By Stewart Gandolf, MBA
(Editor’s Note: I wrote the first version of this blog post back in 2006 when we launched Healthcare Success. While I intentionally wrote it with a quick, playful tone, more than sixteen years later, it remains one of our most popular posts. I recently updated it here for your reading pleasure!)
Every time I run into someone who is faced with the daunting challenge of marketing to doctors or other healthcare professionals, I giggle empathetically and say,
“I feel your pain.”
Let me explain:
Over the past twenty years, my colleagues and I have successfully marketed to hundreds of thousands of doctors, promoting various products and services for healthcare and consumer brands, device and pharma manufacturers, SaaS companies, our agency, and many others.
We are often able to outperform so many others because we steadfastly focus on creating and executing best practices marketing programs. It turns out that marketing to physicians can even be fun and easy when you overcome the obstacles which frustrate most others.
Here are some of the secrets we have learned over the years, and continue to refine to this day.
When marketing to doctors and other HCPs, it is imperative to capture the prospect's attention – and establish credibility – immediately.
If you try to build to a big crescendo, you’ll lose them before you even get started.
Doctors are notoriously hard to reach and persuade. They are unbelievably busy, rarely respond to phone calls, resist cold outreaches from salespeople, and are protected by the most aggressive receptionists and call centers on the planet.
“No one talks to my doctors without my permission, thank you very much.”
Thus, marketing and lead acquisition costs can quickly spiral to the point of unprofitability. To succeed, you’ll need to rigorously follow time-tested marketing best practices to break through the clutter and get their attention.
Developing a unique selling proposition (USP) is marketing 101, so it is surprising how few firms really have established a compelling and clear USP. Medical software and various SaaS solutions are always hot and competitive products, yet when we look at the hundreds of competitors fighting for market share in that field, most say virtually the same things, like “paperless, fast, easy,” etc.
Doctors are skeptical, and they have heard it all before. If you cannot clearly deliver a unique benefit in 60 seconds, and then prove your claim, beware.
On that note, you’ll do much better with a specific message than a general one. Always offer specific solutions to specific problems.
Doctors are smart and love learning, yet they feel overwhelmed. It is nearly impossible for doctors to keep current on everything relevant to their patients, let alone the myriad of other issues that come up every day.
Providing useful, relevant content is the best way to not only get their attention but also earn credibility. As a rule, doctors love to deal with smart companies and people who have unrivaled expertise within their respective fields. Tell them something they don’t already know.

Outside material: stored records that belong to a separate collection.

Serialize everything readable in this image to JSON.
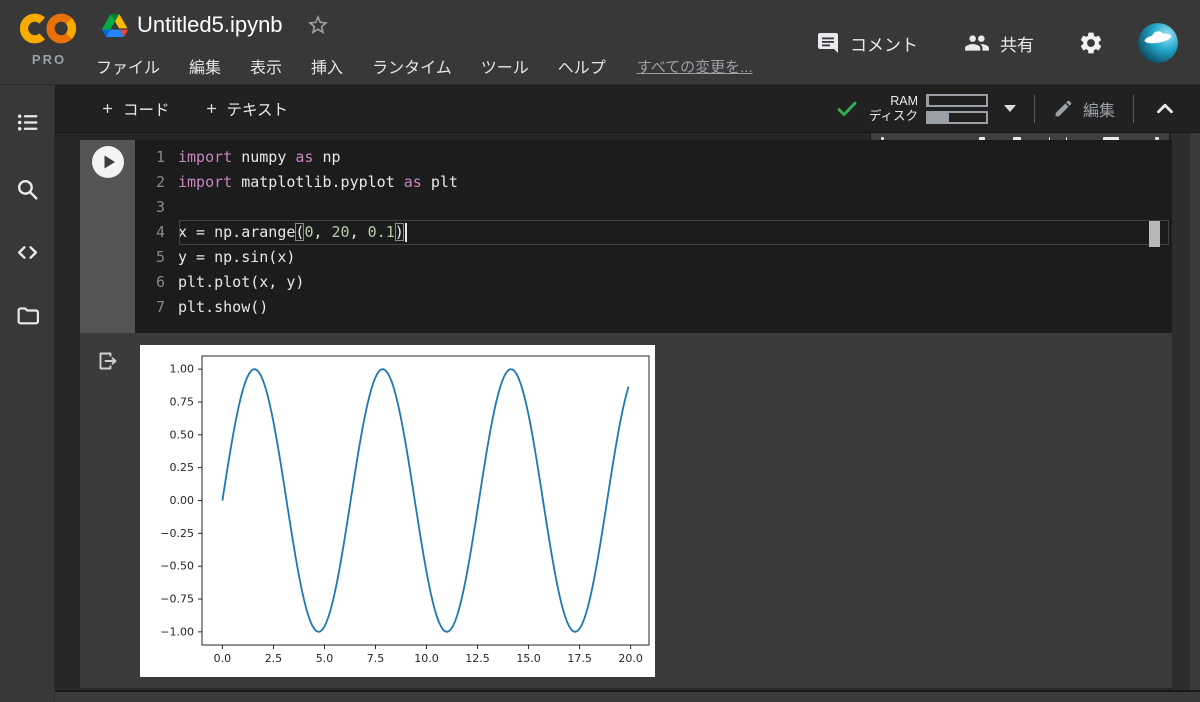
{
  "header": {
    "pro_label": "PRO",
    "title": "Untitled5.ipynb",
    "menus": [
      {
        "id": "file",
        "label": "ファイル"
      },
      {
        "id": "edit",
        "label": "編集"
      },
      {
        "id": "view",
        "label": "表示"
      },
      {
        "id": "insert",
        "label": "挿入"
      },
      {
        "id": "runtime",
        "label": "ランタイム"
      },
      {
        "id": "tools",
        "label": "ツール"
      },
      {
        "id": "help",
        "label": "ヘルプ"
      }
    ],
    "changes_link": "すべての変更を...",
    "comment_label": "コメント",
    "share_label": "共有"
  },
  "toolbar": {
    "add_code_label": "コード",
    "add_text_label": "テキスト",
    "ram_label": "RAM",
    "disk_label": "ディスク",
    "edit_label": "編集",
    "status": {
      "ram_used_pct": 2,
      "disk_used_pct": 36
    }
  },
  "sidebar_icons": [
    "table-of-contents",
    "search",
    "code-snippets",
    "files"
  ],
  "icons": {
    "logo": "colab-rings",
    "file": "google-drive-triangle",
    "favorite": "star-outline",
    "comment": "speech-bubble",
    "share": "two-people",
    "settings": "gear",
    "connected": "green-checkmark",
    "expand": "caret-down",
    "edit": "pencil",
    "collapse": "chevron-up",
    "run": "play-circle",
    "output": "export-arrow"
  },
  "code_cell": {
    "lines": [
      {
        "num": "1",
        "tokens": [
          {
            "t": "import",
            "c": "kw"
          },
          {
            "t": " numpy ",
            "c": "pl"
          },
          {
            "t": "as",
            "c": "kw"
          },
          {
            "t": " np",
            "c": "pl"
          }
        ]
      },
      {
        "num": "2",
        "tokens": [
          {
            "t": "import",
            "c": "kw"
          },
          {
            "t": " matplotlib.pyplot ",
            "c": "pl"
          },
          {
            "t": "as",
            "c": "kw"
          },
          {
            "t": " plt",
            "c": "pl"
          }
        ]
      },
      {
        "num": "3",
        "tokens": []
      },
      {
        "num": "4",
        "current": true,
        "tokens": [
          {
            "t": "x = np.arange",
            "c": "pl"
          },
          {
            "t": "(",
            "c": "bracket"
          },
          {
            "t": "0",
            "c": "num"
          },
          {
            "t": ", ",
            "c": "pl"
          },
          {
            "t": "20",
            "c": "num"
          },
          {
            "t": ", ",
            "c": "pl"
          },
          {
            "t": "0.1",
            "c": "num"
          },
          {
            "t": ")",
            "c": "bracket"
          },
          {
            "t": "",
            "c": "cursor"
          }
        ]
      },
      {
        "num": "5",
        "tokens": [
          {
            "t": "y = np.sin(x)",
            "c": "pl"
          }
        ]
      },
      {
        "num": "6",
        "tokens": [
          {
            "t": "plt.plot(x, y)",
            "c": "pl"
          }
        ]
      },
      {
        "num": "7",
        "tokens": [
          {
            "t": "plt.show()",
            "c": "pl"
          }
        ]
      }
    ]
  },
  "chart_data": {
    "type": "line",
    "title": "",
    "xlabel": "",
    "ylabel": "",
    "series": [
      {
        "name": "sin(x)",
        "fn": "sin",
        "x_start": 0,
        "x_end": 19.9,
        "step": 0.1,
        "amplitude": 1,
        "color": "#1f77b4"
      }
    ],
    "xlim": [
      -1.0,
      20.9
    ],
    "ylim": [
      -1.1,
      1.1
    ],
    "xticks": [
      0,
      2.5,
      5,
      7.5,
      10,
      12.5,
      15,
      17.5,
      20
    ],
    "xtick_labels": [
      "0.0",
      "2.5",
      "5.0",
      "7.5",
      "10.0",
      "12.5",
      "15.0",
      "17.5",
      "20.0"
    ],
    "yticks": [
      1,
      0.75,
      0.5,
      0.25,
      0,
      -0.25,
      -0.5,
      -0.75,
      -1
    ],
    "ytick_labels": [
      "1.00",
      "0.75",
      "0.50",
      "0.25",
      "0.00",
      "−0.25",
      "−0.50",
      "−0.75",
      "−1.00"
    ],
    "grid": false,
    "legend": "none"
  }
}
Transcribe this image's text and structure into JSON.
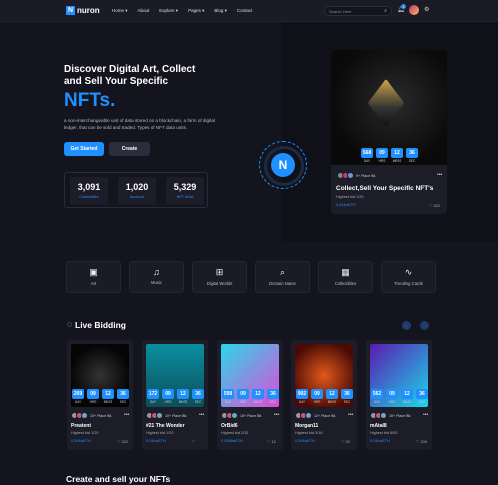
{
  "nav": {
    "logo_letter": "N",
    "logo_text": "nuron",
    "menu": [
      "Home ▾",
      "About",
      "Explore ▾",
      "Pages ▾",
      "Blog ▾",
      "Contact"
    ],
    "search_placeholder": "Search Here",
    "notification_count": "6"
  },
  "hero": {
    "title": "Discover Digital Art, Collect and Sell Your Specific",
    "title_accent": "NFTs.",
    "description": "a non-interchangeable unit of data stored on a blockchain, a form of digital ledger, that can be sold and traded. Types of NFT data units.",
    "primary_button": "Get Started",
    "secondary_button": "Create",
    "stats": [
      {
        "value": "3,091",
        "label": "Collectibles"
      },
      {
        "value": "1,020",
        "label": "Auctions"
      },
      {
        "value": "5,329",
        "label": "NFT Artist"
      }
    ],
    "badge_letter": "N",
    "featured": {
      "timer": [
        {
          "value": "568",
          "unit": "DAY"
        },
        {
          "value": "09",
          "unit": "HRS"
        },
        {
          "value": "12",
          "unit": "MIN'S"
        },
        {
          "value": "36",
          "unit": "SEC"
        }
      ],
      "owners_text": "9+ Place Bit.",
      "title": "Collect,Sell Your Specific NFT's",
      "bid": "Highest bid 1/20",
      "price": "0.244wETH",
      "likes": "322"
    }
  },
  "categories": [
    {
      "icon": "image-icon",
      "glyph": "▣",
      "label": "Art"
    },
    {
      "icon": "music-icon",
      "glyph": "♫",
      "label": "Music"
    },
    {
      "icon": "map-icon",
      "glyph": "⊞",
      "label": "Digital Worlds"
    },
    {
      "icon": "search-icon",
      "glyph": "⌕",
      "label": "Domain Name"
    },
    {
      "icon": "grid-icon",
      "glyph": "▦",
      "label": "Collectibles"
    },
    {
      "icon": "activity-icon",
      "glyph": "∿",
      "label": "Trending Cards"
    }
  ],
  "live_bidding": {
    "title": "Live Bidding",
    "prev": "←",
    "next": "→",
    "cards": [
      {
        "timer": [
          "269",
          "09",
          "12",
          "36"
        ],
        "owners": "15+ Place Bit.",
        "title": "Preatent",
        "bid": "Highest bid 1/20",
        "price": "0.244wETH",
        "likes": "322"
      },
      {
        "timer": [
          "172",
          "09",
          "12",
          "36"
        ],
        "owners": "10+ Place Bit.",
        "title": "#21 The Wonder",
        "bid": "Highest bid 1/20",
        "price": "0.244wETH",
        "likes": ""
      },
      {
        "timer": [
          "598",
          "09",
          "12",
          "36"
        ],
        "owners": "15+ Place Bit.",
        "title": "OrBid6",
        "bid": "Highest bid 2/31",
        "price": "0.3558wETH",
        "likes": "12"
      },
      {
        "timer": [
          "902",
          "09",
          "12",
          "36"
        ],
        "owners": "12+ Place Bit.",
        "title": "Morgan11",
        "bid": "Highest bid 3/16",
        "price": "0.244wETH",
        "likes": "20"
      },
      {
        "timer": [
          "562",
          "09",
          "12",
          "36"
        ],
        "owners": "16+ Place Bit.",
        "title": "mAtal8",
        "bid": "Highest bid 6/50",
        "price": "0.244wETH",
        "likes": "205"
      }
    ],
    "units": [
      "DAY",
      "HRS",
      "MIN'S",
      "SEC"
    ]
  },
  "footer_heading": "Create and sell your NFTs"
}
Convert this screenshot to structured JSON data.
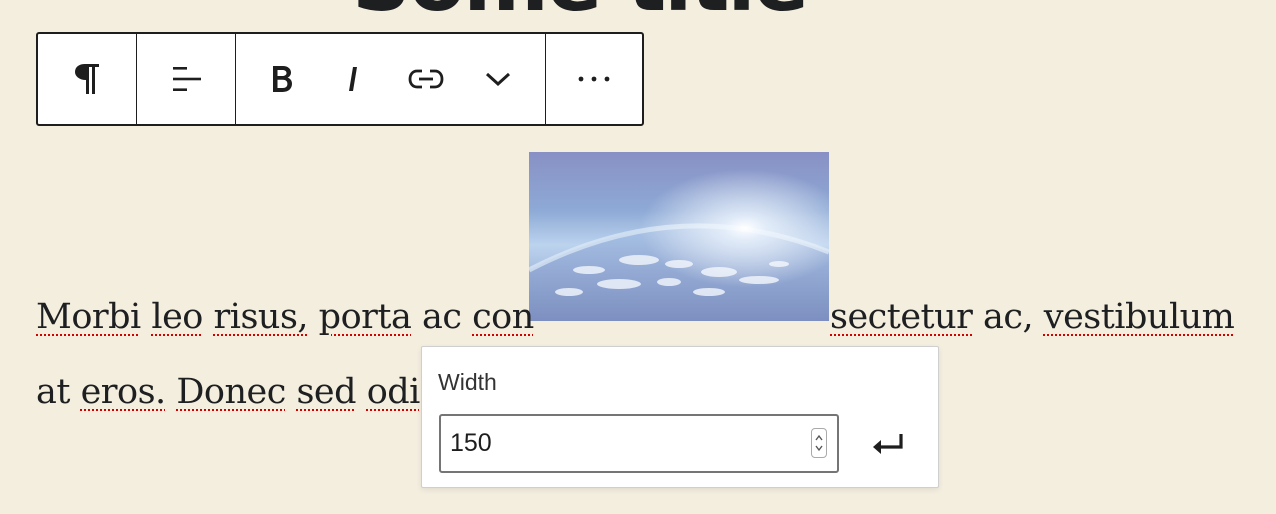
{
  "heading": {
    "text": "Some title"
  },
  "toolbar": {
    "items": [
      {
        "name": "paragraph",
        "icon": "pilcrow-icon"
      },
      {
        "name": "align",
        "icon": "align-left-icon"
      },
      {
        "name": "bold",
        "icon": "bold-icon"
      },
      {
        "name": "italic",
        "icon": "italic-icon"
      },
      {
        "name": "link",
        "icon": "link-icon"
      },
      {
        "name": "more-formatting",
        "icon": "chevron-down-icon"
      },
      {
        "name": "options",
        "icon": "ellipsis-icon"
      }
    ]
  },
  "image": {
    "alt": "Earth horizon seen from space"
  },
  "paragraph": {
    "line1": [
      "Morbi",
      "leo",
      "risus,",
      "porta",
      "ac",
      "con",
      "sectetur",
      "ac,",
      "vestibulum"
    ],
    "line2": [
      "at",
      "eros.",
      "Donec",
      "sed",
      "odi"
    ]
  },
  "width_popover": {
    "label": "Width",
    "value": "150",
    "submit_icon": "enter-icon"
  },
  "colors": {
    "background": "#f4eedf",
    "spellcheck": "#d30000"
  }
}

If your goal is to generate inquiries (leads), you’ll want to utilize proven direct response principles, such as testing, tracking, and ongoing optimization.
The most important thing for lead generation always comes down to your offer. In other words, the only way to get doctors to pay attention to your offering – let alone respond – is to provide them with a very compelling value proposition, prove why they should choose your product, and then give them an incentive to act now.
The offer could be content (e.g., a free CME course, white paper, or webinar), a discount, or (if compliant) something doctors can use personally. Spend the time required to develop strong offers – your success depends upon it.
In terms of media, lead generation programs may include a variety of media, including direct mail, trade publications, paid social, programmatic advertising, paid search, search engine optimization, blogs and other content, congresses, and others.
As you get results, you’ll need to evaluate the cost /benefit of each medium based on its respective return on investment (ROI).
For some reason, unbeknownst to me, most marketers forget doctors are people, too. While your messaging shouldn't feel like it is coming from a plaid-suited used car salesperson, you must remember to communicate with doctors on both intellectual and emotional levels.
Whatever marketing channels you choose, you need to communicate with them like real people. And while it varies by circumstance, it often helps to stand out by making things fun for them.
I hope these ideas were helpful to you. Here are some links to additional resources: